- John W. Hanson (University of Colorado) firstname.lastname@example.org
- Matthew Mandich (ISAR) email@example.com
- Katherine Crawford (University of Southampton) firstname.lastname@example.org
Within urban studies there has been a marked concern in the last few years with the overall viability and sustainability of urbanism and its implications for congestion, resource exploitation, and ecological disruption. At the same time, urban scholars have taken an interest in the effects of urban life on human behaviour, including the composition of social networks, the openness and willingness of individuals to cooperate or compete with strangers, degrees of specialisation / diversification, and wider patterns of consumption and production. Having said this, there has been little discussion in Roman studies of what formal models can be used to link settlement, scale, and the various stresses engendered both within the urban environment and the wider landscape by the process of agglomeration and nucleation.
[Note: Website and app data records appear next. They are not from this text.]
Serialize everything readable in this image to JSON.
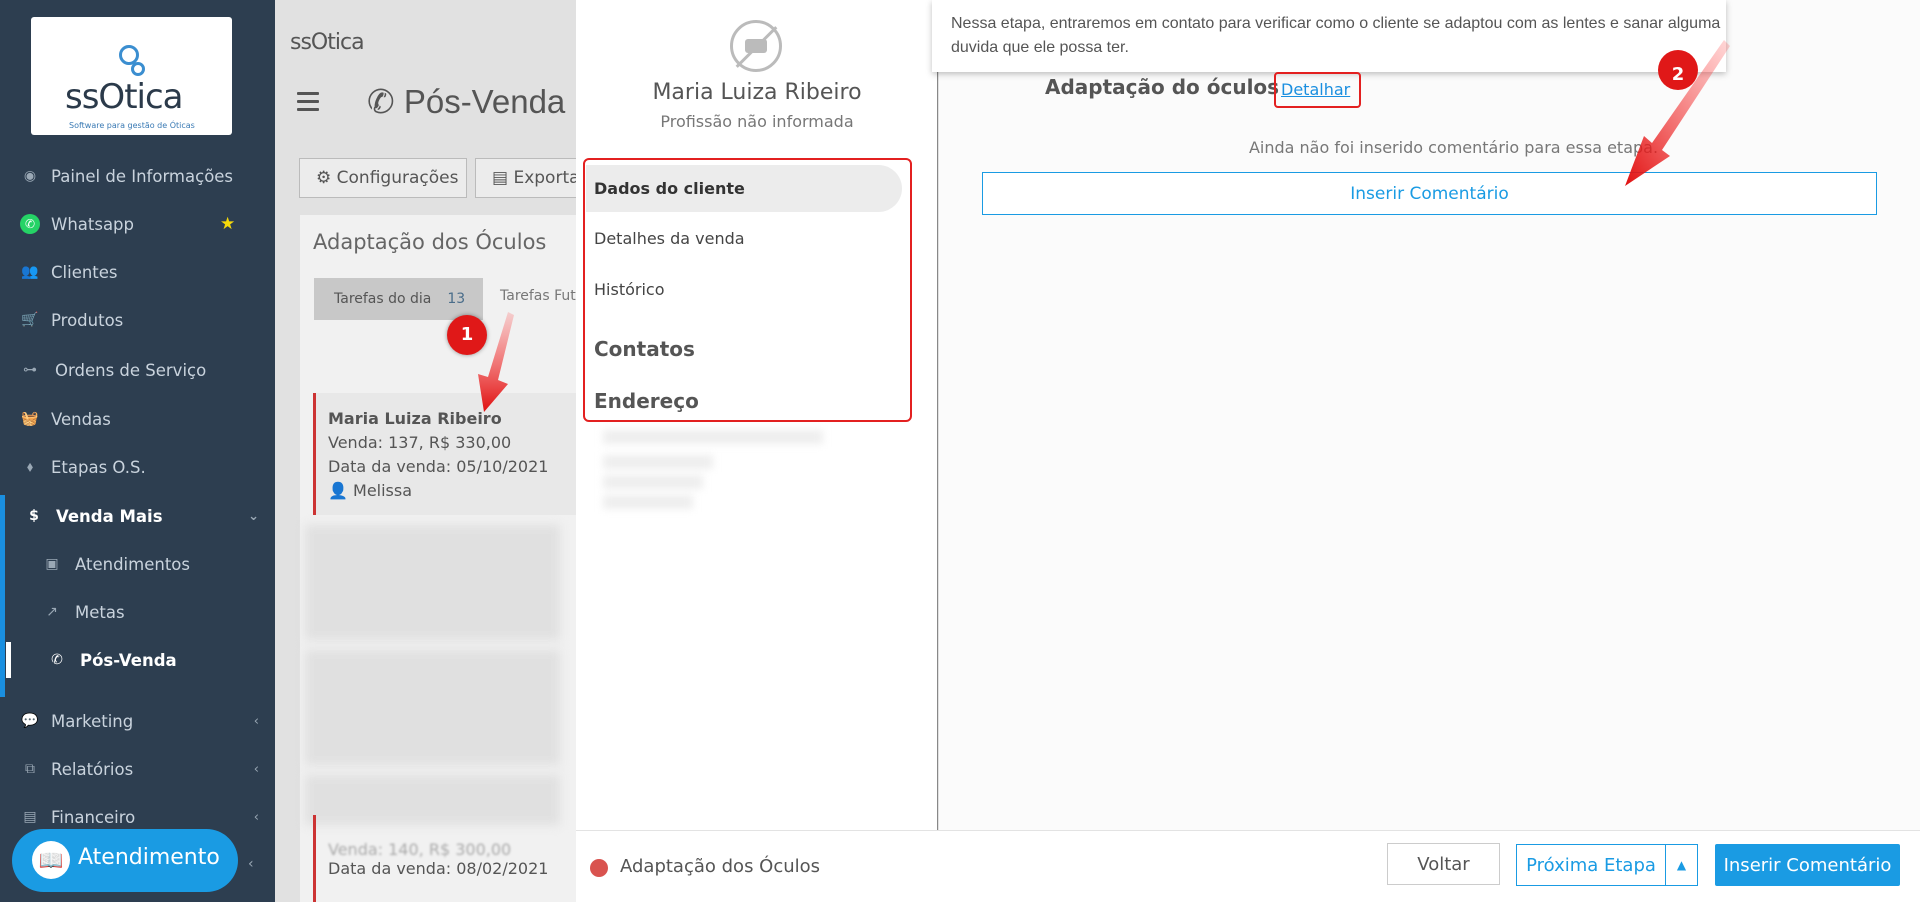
{
  "colors": {
    "sidebar": "#2d3e50",
    "accent": "#1a9be3",
    "annotation": "#e01818"
  },
  "brand": {
    "name": "ssOtica",
    "tagline": "Software para gestão de Óticas"
  },
  "sidebar": {
    "items": [
      {
        "icon": "dashboard-icon",
        "label": "Painel de Informações"
      },
      {
        "icon": "whatsapp-icon",
        "label": "Whatsapp",
        "extra": "★"
      },
      {
        "icon": "users-icon",
        "label": "Clientes"
      },
      {
        "icon": "cart-icon",
        "label": "Produtos"
      },
      {
        "icon": "glasses-icon",
        "label": "Ordens de Serviço"
      },
      {
        "icon": "basket-icon",
        "label": "Vendas"
      },
      {
        "icon": "tags-icon",
        "label": "Etapas O.S."
      },
      {
        "icon": "dollar-icon",
        "label": "Venda Mais"
      },
      {
        "icon": "clipboard-icon",
        "label": "Atendimentos"
      },
      {
        "icon": "chart-icon",
        "label": "Metas"
      },
      {
        "icon": "phone-icon",
        "label": "Pós-Venda"
      },
      {
        "icon": "comments-icon",
        "label": "Marketing"
      },
      {
        "icon": "copy-icon",
        "label": "Relatórios"
      },
      {
        "icon": "money-icon",
        "label": "Financeiro"
      }
    ],
    "atendimento": "Atendimento"
  },
  "background": {
    "page_title": "Pós-Venda",
    "buttons": {
      "config": "Configurações",
      "export": "Exportar"
    },
    "card_title": "Adaptação dos Óculos",
    "tabs": {
      "today": "Tarefas do dia",
      "today_count": "13",
      "future": "Tarefas Futu"
    },
    "task": {
      "name": "Maria Luiza Ribeiro",
      "sale": "Venda: 137, R$ 330,00",
      "date": "Data da venda: 05/10/2021",
      "seller": "Melissa"
    },
    "lower_task": {
      "sale": "Venda: 140, R$ 300,00",
      "date": "Data da venda: 08/02/2021"
    }
  },
  "markers": {
    "one": "1",
    "two": "2"
  },
  "modal": {
    "client_name": "Maria Luiza Ribeiro",
    "profession": "Profissão não informada",
    "menu": {
      "dados": "Dados do cliente",
      "detalhes": "Detalhes da venda",
      "historico": "Histórico",
      "contatos": "Contatos",
      "endereco": "Endereço"
    },
    "tooltip": "Nessa etapa, entraremos em contato para verificar como o cliente se adaptou com as lentes e sanar alguma duvida que ele possa ter.",
    "stage_title": "Adaptação do óculos",
    "detalhar": "Detalhar",
    "no_comment": "Ainda não foi inserido comentário para essa etapa.",
    "insert_comment": "Inserir Comentário",
    "footer": {
      "stage": "Adaptação dos Óculos",
      "back": "Voltar",
      "next": "Próxima Etapa",
      "insert": "Inserir Comentário"
    }
  }
}
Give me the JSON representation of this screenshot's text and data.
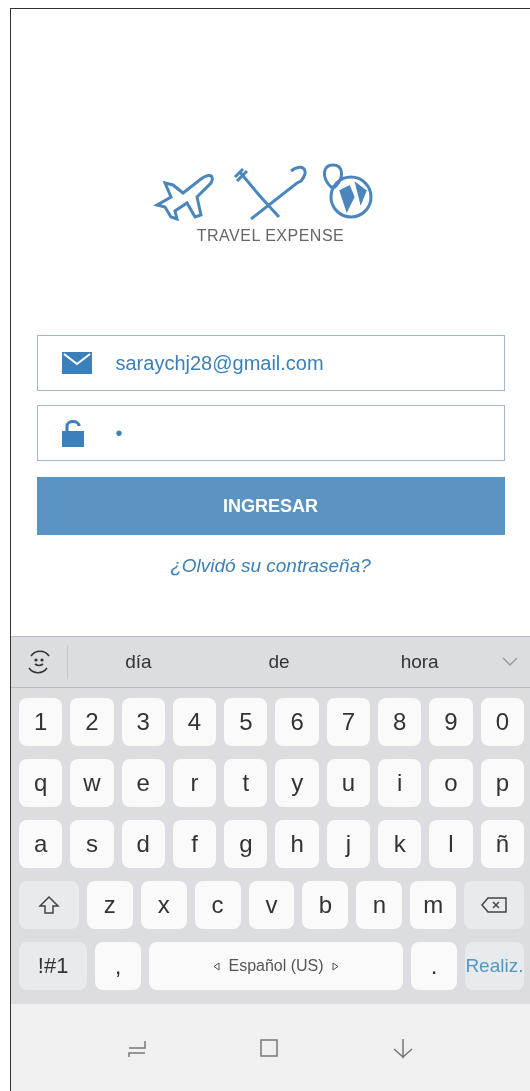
{
  "logo": {
    "title": "TRAVEL EXPENSE"
  },
  "login": {
    "email": {
      "value": "saraychj28@gmail.com"
    },
    "password": {
      "value": "•"
    },
    "submit": "INGRESAR",
    "forgot": "¿Olvidó su contraseña?"
  },
  "keyboard": {
    "suggestions": [
      "día",
      "de",
      "hora"
    ],
    "rows": [
      {
        "keys": [
          {
            "kind": "char",
            "label": "1"
          },
          {
            "kind": "char",
            "label": "2"
          },
          {
            "kind": "char",
            "label": "3"
          },
          {
            "kind": "char",
            "label": "4"
          },
          {
            "kind": "char",
            "label": "5"
          },
          {
            "kind": "char",
            "label": "6"
          },
          {
            "kind": "char",
            "label": "7"
          },
          {
            "kind": "char",
            "label": "8"
          },
          {
            "kind": "char",
            "label": "9"
          },
          {
            "kind": "char",
            "label": "0"
          }
        ]
      },
      {
        "keys": [
          {
            "kind": "char",
            "label": "q"
          },
          {
            "kind": "char",
            "label": "w"
          },
          {
            "kind": "char",
            "label": "e"
          },
          {
            "kind": "char",
            "label": "r"
          },
          {
            "kind": "char",
            "label": "t"
          },
          {
            "kind": "char",
            "label": "y"
          },
          {
            "kind": "char",
            "label": "u"
          },
          {
            "kind": "char",
            "label": "i"
          },
          {
            "kind": "char",
            "label": "o"
          },
          {
            "kind": "char",
            "label": "p"
          }
        ]
      },
      {
        "keys": [
          {
            "kind": "char",
            "label": "a"
          },
          {
            "kind": "char",
            "label": "s"
          },
          {
            "kind": "char",
            "label": "d"
          },
          {
            "kind": "char",
            "label": "f"
          },
          {
            "kind": "char",
            "label": "g"
          },
          {
            "kind": "char",
            "label": "h"
          },
          {
            "kind": "char",
            "label": "j"
          },
          {
            "kind": "char",
            "label": "k"
          },
          {
            "kind": "char",
            "label": "l"
          },
          {
            "kind": "char",
            "label": "ñ"
          }
        ]
      },
      {
        "keys": [
          {
            "kind": "shift"
          },
          {
            "kind": "char",
            "label": "z"
          },
          {
            "kind": "char",
            "label": "x"
          },
          {
            "kind": "char",
            "label": "c"
          },
          {
            "kind": "char",
            "label": "v"
          },
          {
            "kind": "char",
            "label": "b"
          },
          {
            "kind": "char",
            "label": "n"
          },
          {
            "kind": "char",
            "label": "m"
          },
          {
            "kind": "backspace"
          }
        ]
      },
      {
        "keys": [
          {
            "kind": "symbols",
            "label": "!#1"
          },
          {
            "kind": "char",
            "label": ","
          },
          {
            "kind": "space",
            "label": "Español (US)"
          },
          {
            "kind": "char",
            "label": "."
          },
          {
            "kind": "action",
            "label": "Realiz."
          }
        ]
      }
    ]
  }
}
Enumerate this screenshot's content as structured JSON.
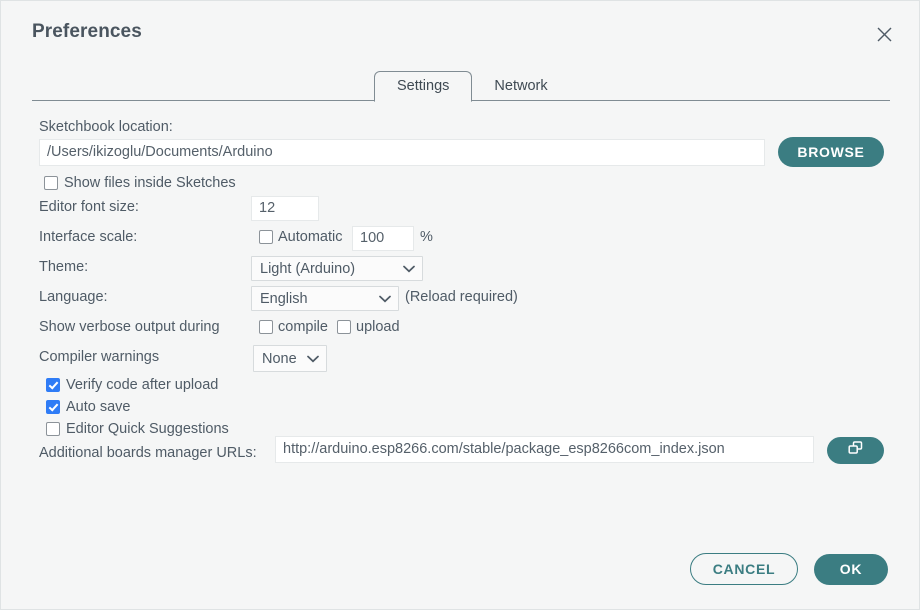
{
  "dialog": {
    "title": "Preferences",
    "close_icon": "close-icon"
  },
  "tabs": [
    {
      "label": "Settings",
      "active": true
    },
    {
      "label": "Network",
      "active": false
    }
  ],
  "settings": {
    "sketchbook": {
      "label": "Sketchbook location:",
      "value": "/Users/ikizoglu/Documents/Arduino",
      "browse_label": "BROWSE"
    },
    "show_files_inside_sketches": {
      "label": "Show files inside Sketches",
      "checked": false
    },
    "editor_font_size": {
      "label": "Editor font size:",
      "value": "12"
    },
    "interface_scale": {
      "label": "Interface scale:",
      "automatic_label": "Automatic",
      "automatic_checked": false,
      "value": "100",
      "unit": "%"
    },
    "theme": {
      "label": "Theme:",
      "value": "Light (Arduino)"
    },
    "language": {
      "label": "Language:",
      "value": "English",
      "note": "(Reload required)"
    },
    "verbose_output": {
      "label": "Show verbose output during",
      "compile_label": "compile",
      "compile_checked": false,
      "upload_label": "upload",
      "upload_checked": false
    },
    "compiler_warnings": {
      "label": "Compiler warnings",
      "value": "None"
    },
    "verify_code": {
      "label": "Verify code after upload",
      "checked": true
    },
    "auto_save": {
      "label": "Auto save",
      "checked": true
    },
    "quick_suggestions": {
      "label": "Editor Quick Suggestions",
      "checked": false
    },
    "boards_manager_urls": {
      "label": "Additional boards manager URLs:",
      "value": "http://arduino.esp8266.com/stable/package_esp8266com_index.json",
      "expand_icon": "open-windows-icon"
    }
  },
  "footer": {
    "cancel_label": "CANCEL",
    "ok_label": "OK"
  },
  "colors": {
    "accent_teal": "#3b7d82",
    "checkbox_blue": "#2f7cf6",
    "background": "#f5f6f6",
    "text": "#4f5b66"
  }
}
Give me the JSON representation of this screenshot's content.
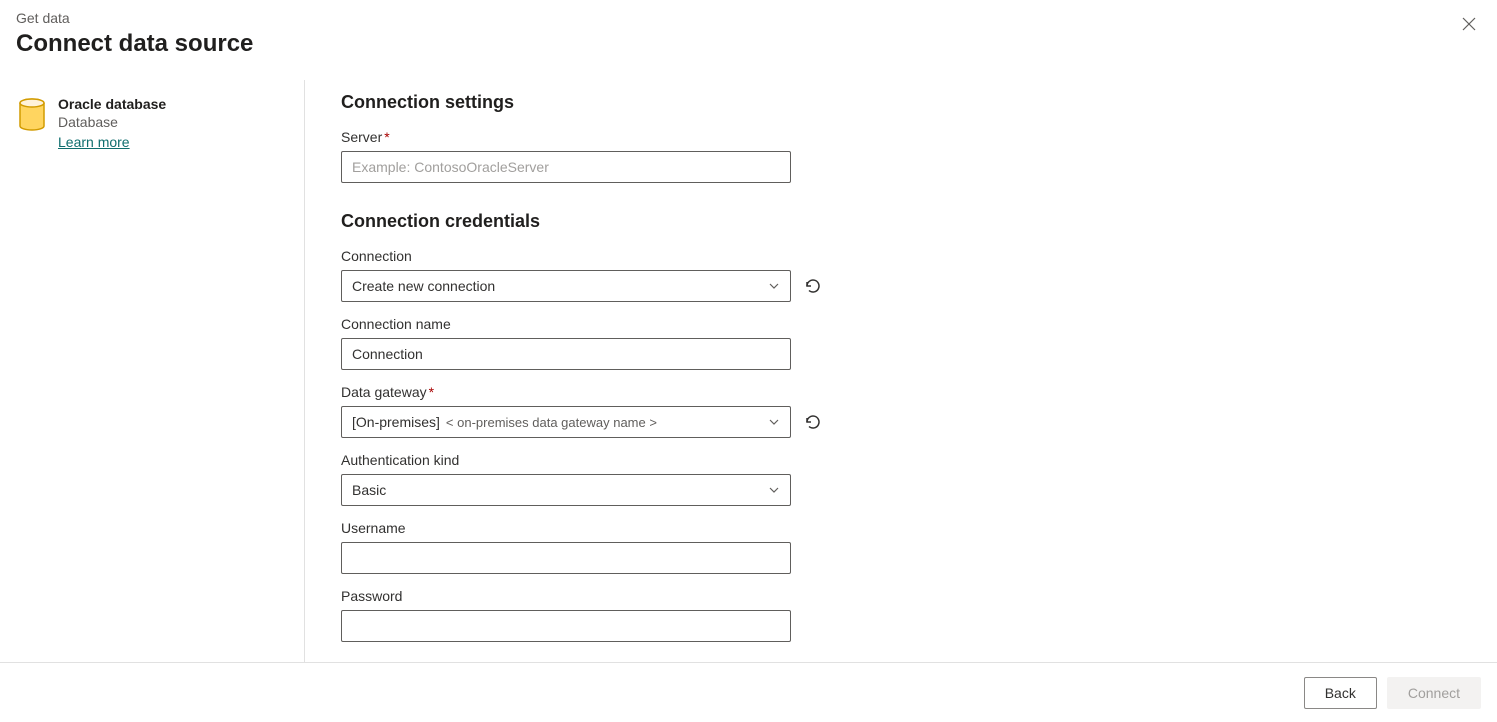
{
  "header": {
    "breadcrumb": "Get data",
    "title": "Connect data source"
  },
  "sidebar": {
    "source": {
      "name": "Oracle database",
      "type": "Database",
      "learn_more": "Learn more"
    }
  },
  "main": {
    "settings": {
      "title": "Connection settings",
      "server": {
        "label": "Server",
        "placeholder": "Example: ContosoOracleServer",
        "value": "",
        "required": true
      }
    },
    "credentials": {
      "title": "Connection credentials",
      "connection": {
        "label": "Connection",
        "value": "Create new connection"
      },
      "connection_name": {
        "label": "Connection name",
        "value": "Connection"
      },
      "gateway": {
        "label": "Data gateway",
        "prefix": "[On-premises]",
        "name": "< on-premises data gateway name >",
        "required": true
      },
      "auth": {
        "label": "Authentication kind",
        "value": "Basic"
      },
      "username": {
        "label": "Username",
        "value": ""
      },
      "password": {
        "label": "Password",
        "value": ""
      }
    }
  },
  "footer": {
    "back": "Back",
    "connect": "Connect"
  }
}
We invite contributions that cover a wide range of aspects related to human scale related stress, from theoretical work on scale, agent-based modelling, network analysis, and cognitive and behavioural psychology to empirical work such as studies of supply and demand, the management of resources, social networks, and transport and trade, as well as the wider influence of cities, towns, and villages on forms of socio-economic organisation.